6: Try not to eat within 3 hours of going to bed and avoid caffeine and alcohol in the evenings. Having a small portion of carbohydrates with your last meal before bed will also aid sleep as it helps you produce the calming neurotransmitters serotonin and Gabba.

7: Having a bath with epsom salts in will also help, you will absorb the magnesium in the salts which is naturally calming and the drop in your core temperature afterwards will make you feel relaxed and sleepy.

8: Keeping a grateful log where by you write down all the things you are grateful for before going to sleep can help put you in a positive, less stressed frame of mind.

9: Read fiction prior to going to sleep. This is a great way unwind and escape any real world worries.

If the above tips don’t work then you may need some supplementation to help get you back on track. Some popular sleep aids include:

  • Adaptagenics – Ashwagander / holy basil / relora – these all help normalise cortisol release throughout the day subsequently leading to lower levels in the evening.
  • Magnesium threonate – helps calm your nervous system.
  • Phenibut – A precursor to the sleep neurotransmitter gabba.
  • Melotonin – can be used to re set your circadian rhythm.

Prior to trying any of the above supplements please consult with a qualified trainer.

References

  • TS Wiley ‘Lights Out’
  • http://www.webmd.com/sleep-disorders/news/20110119/light-exposure-may-cut-production-of-melatonin
  • Hung CS, Anderson C, Horne JA, McEvoy P. Mobile phone ‘talk-mode’ signal delays EEG-determined sleep onset. Neurosci Lett. 2007 Jun 21;421(1):82-6. Epub 2007 May 24.
  • Cunnington D, Junge MF, Fernando AT. Insomnia: prevalence, consequences and effective treatment.

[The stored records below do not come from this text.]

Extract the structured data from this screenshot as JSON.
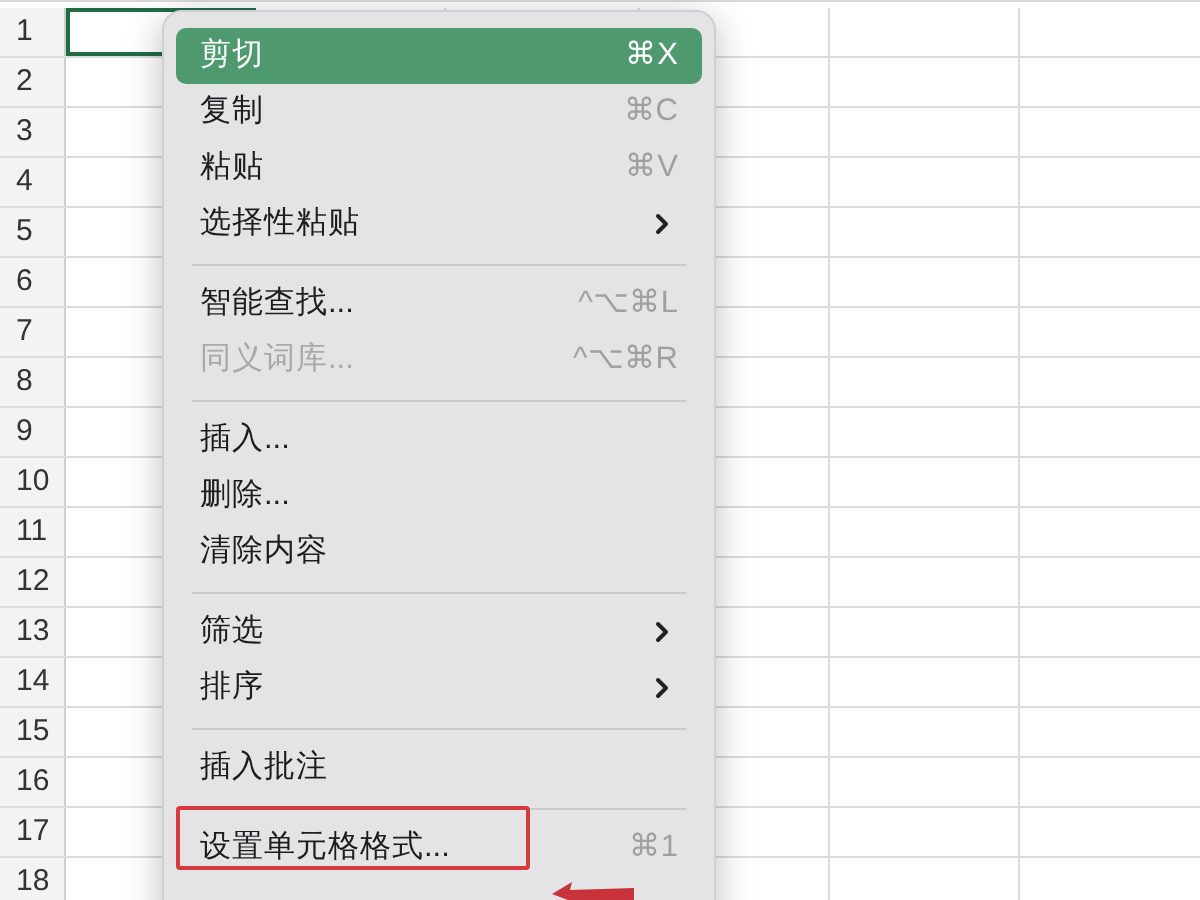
{
  "sheet": {
    "rows": [
      {
        "label": "1",
        "selected": true
      },
      {
        "label": "2",
        "selected": false
      },
      {
        "label": "3",
        "selected": false
      },
      {
        "label": "4",
        "selected": false
      },
      {
        "label": "5",
        "selected": false
      },
      {
        "label": "6",
        "selected": false
      },
      {
        "label": "7",
        "selected": false
      },
      {
        "label": "8",
        "selected": false
      },
      {
        "label": "9",
        "selected": false
      },
      {
        "label": "10",
        "selected": false
      },
      {
        "label": "11",
        "selected": false
      },
      {
        "label": "12",
        "selected": false
      },
      {
        "label": "13",
        "selected": false
      },
      {
        "label": "14",
        "selected": false
      },
      {
        "label": "15",
        "selected": false
      },
      {
        "label": "16",
        "selected": false
      },
      {
        "label": "17",
        "selected": false
      },
      {
        "label": "18",
        "selected": false
      }
    ]
  },
  "context_menu": {
    "items": [
      {
        "kind": "item",
        "label": "剪切",
        "shortcut": "⌘X",
        "selected": true,
        "disabled": false,
        "submenu": false,
        "annotated": false
      },
      {
        "kind": "item",
        "label": "复制",
        "shortcut": "⌘C",
        "selected": false,
        "disabled": false,
        "submenu": false,
        "annotated": false
      },
      {
        "kind": "item",
        "label": "粘贴",
        "shortcut": "⌘V",
        "selected": false,
        "disabled": false,
        "submenu": false,
        "annotated": false
      },
      {
        "kind": "item",
        "label": "选择性粘贴",
        "selected": false,
        "disabled": false,
        "submenu": true,
        "annotated": false
      },
      {
        "kind": "separator"
      },
      {
        "kind": "item",
        "label": "智能查找...",
        "shortcut": "^⌥⌘L",
        "selected": false,
        "disabled": false,
        "submenu": false,
        "annotated": false
      },
      {
        "kind": "item",
        "label": "同义词库...",
        "shortcut": "^⌥⌘R",
        "selected": false,
        "disabled": true,
        "submenu": false,
        "annotated": false
      },
      {
        "kind": "separator"
      },
      {
        "kind": "item",
        "label": "插入...",
        "selected": false,
        "disabled": false,
        "submenu": false,
        "annotated": false
      },
      {
        "kind": "item",
        "label": "删除...",
        "selected": false,
        "disabled": false,
        "submenu": false,
        "annotated": false
      },
      {
        "kind": "item",
        "label": "清除内容",
        "selected": false,
        "disabled": false,
        "submenu": false,
        "annotated": false
      },
      {
        "kind": "separator"
      },
      {
        "kind": "item",
        "label": "筛选",
        "selected": false,
        "disabled": false,
        "submenu": true,
        "annotated": false
      },
      {
        "kind": "item",
        "label": "排序",
        "selected": false,
        "disabled": false,
        "submenu": true,
        "annotated": false
      },
      {
        "kind": "separator"
      },
      {
        "kind": "item",
        "label": "插入批注",
        "selected": false,
        "disabled": false,
        "submenu": false,
        "annotated": false
      },
      {
        "kind": "separator"
      },
      {
        "kind": "item",
        "label": "设置单元格格式...",
        "shortcut": "⌘1",
        "selected": false,
        "disabled": false,
        "submenu": false,
        "annotated": true
      }
    ]
  }
}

Med J Aust. 2013 Oct 21;199(8):S36-40.
  • https://www.psychologytoday.com/blog/sleep-newzzz/201308/is-the-moon-affecting-your-sleep

Tags: ,

Contact Us

Contact Us

CoActive Health
London Rd,
Chalfont St Giles,
Buckinghamshire,
HP8 4NN

Phone: 01494 873531
Enquiry form

Opening Hours

Mon – Fri: 06:30 to 19:30
Saturday: 07:00 to 12:00
Sunday: Closed

Social Media

Book a consultation

If you have any questions or would like advice about supplements, nutrition or training, book in for a consultation.

Book Now

Instagram

coactive_health
coactive_health
coactive_health
coactive_health